§ **MATERIAL PROVIDED**:
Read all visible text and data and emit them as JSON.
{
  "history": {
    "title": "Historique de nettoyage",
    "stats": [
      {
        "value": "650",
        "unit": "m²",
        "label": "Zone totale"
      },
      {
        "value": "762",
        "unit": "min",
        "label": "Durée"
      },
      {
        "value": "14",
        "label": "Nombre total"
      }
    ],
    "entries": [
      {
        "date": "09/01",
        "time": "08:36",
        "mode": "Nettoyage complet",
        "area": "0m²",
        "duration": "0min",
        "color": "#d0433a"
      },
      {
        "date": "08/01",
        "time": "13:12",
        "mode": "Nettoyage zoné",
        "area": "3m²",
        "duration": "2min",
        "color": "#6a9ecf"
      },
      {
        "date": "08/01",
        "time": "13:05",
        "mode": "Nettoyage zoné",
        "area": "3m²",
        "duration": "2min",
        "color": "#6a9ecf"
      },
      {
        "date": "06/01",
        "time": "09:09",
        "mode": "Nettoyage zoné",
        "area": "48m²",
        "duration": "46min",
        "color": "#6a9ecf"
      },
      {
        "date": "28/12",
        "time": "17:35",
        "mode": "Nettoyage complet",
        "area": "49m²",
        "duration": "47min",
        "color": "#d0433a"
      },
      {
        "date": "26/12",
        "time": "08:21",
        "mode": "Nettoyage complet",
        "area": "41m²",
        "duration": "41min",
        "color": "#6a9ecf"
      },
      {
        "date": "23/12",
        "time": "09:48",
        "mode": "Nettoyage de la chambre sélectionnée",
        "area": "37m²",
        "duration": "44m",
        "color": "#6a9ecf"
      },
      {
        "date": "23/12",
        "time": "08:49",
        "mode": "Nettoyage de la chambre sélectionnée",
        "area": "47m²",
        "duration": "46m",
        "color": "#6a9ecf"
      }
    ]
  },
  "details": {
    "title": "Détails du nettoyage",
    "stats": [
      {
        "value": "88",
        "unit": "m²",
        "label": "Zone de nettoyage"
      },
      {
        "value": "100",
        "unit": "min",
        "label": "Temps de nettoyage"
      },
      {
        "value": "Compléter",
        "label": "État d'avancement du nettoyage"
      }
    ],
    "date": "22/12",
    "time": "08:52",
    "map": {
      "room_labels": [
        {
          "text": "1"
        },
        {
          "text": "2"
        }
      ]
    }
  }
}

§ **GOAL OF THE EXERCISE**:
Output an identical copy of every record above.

§ **RESULT BELOW**:
Read all visible text and data and emit them as JSON.
{
  "history": {
    "title": "Historique de nettoyage",
    "stats": [
      {
        "value": "650",
        "unit": "m²",
        "label": "Zone totale"
      },
      {
        "value": "762",
        "unit": "min",
        "label": "Durée"
      },
      {
        "value": "14",
        "label": "Nombre total"
      }
    ],
    "entries": [
      {
        "date": "09/01",
        "time": "08:36",
        "mode": "Nettoyage complet",
        "area": "0m²",
        "duration": "0min",
        "color": "#d0433a"
      },
      {
        "date": "08/01",
        "time": "13:12",
        "mode": "Nettoyage zoné",
        "area": "3m²",
        "duration": "2min",
        "color": "#6a9ecf"
      },
      {
        "date": "08/01",
        "time": "13:05",
        "mode": "Nettoyage zoné",
        "area": "3m²",
        "duration": "2min",
        "color": "#6a9ecf"
      },
      {
        "date": "06/01",
        "time": "09:09",
        "mode": "Nettoyage zoné",
        "area": "48m²",
        "duration": "46min",
        "color": "#6a9ecf"
      },
      {
        "date": "28/12",
        "time": "17:35",
        "mode": "Nettoyage complet",
        "area": "49m²",
        "duration": "47min",
        "color": "#d0433a"
      },
      {
        "date": "26/12",
        "time": "08:21",
        "mode": "Nettoyage complet",
        "area": "41m²",
        "duration": "41min",
        "color": "#6a9ecf"
      },
      {
        "date": "23/12",
        "time": "09:48",
        "mode": "Nettoyage de la chambre sélectionnée",
        "area": "37m²",
        "duration": "44m",
        "color": "#6a9ecf"
      },
      {
        "date": "23/12",
        "time": "08:49",
        "mode": "Nettoyage de la chambre sélectionnée",
        "area": "47m²",
        "duration": "46m",
        "color": "#6a9ecf"
      }
    ]
  },
  "details": {
    "title": "Détails du nettoyage",
    "stats": [
      {
        "value": "88",
        "unit": "m²",
        "label": "Zone de nettoyage"
      },
      {
        "value": "100",
        "unit": "min",
        "label": "Temps de nettoyage"
      },
      {
        "value": "Compléter",
        "label": "État d'avancement du nettoyage"
      }
    ],
    "date": "22/12",
    "time": "08:52",
    "map": {
      "room_labels": [
        {
          "text": "1"
        },
        {
          "text": "2"
        }
      ]
    }
  }
}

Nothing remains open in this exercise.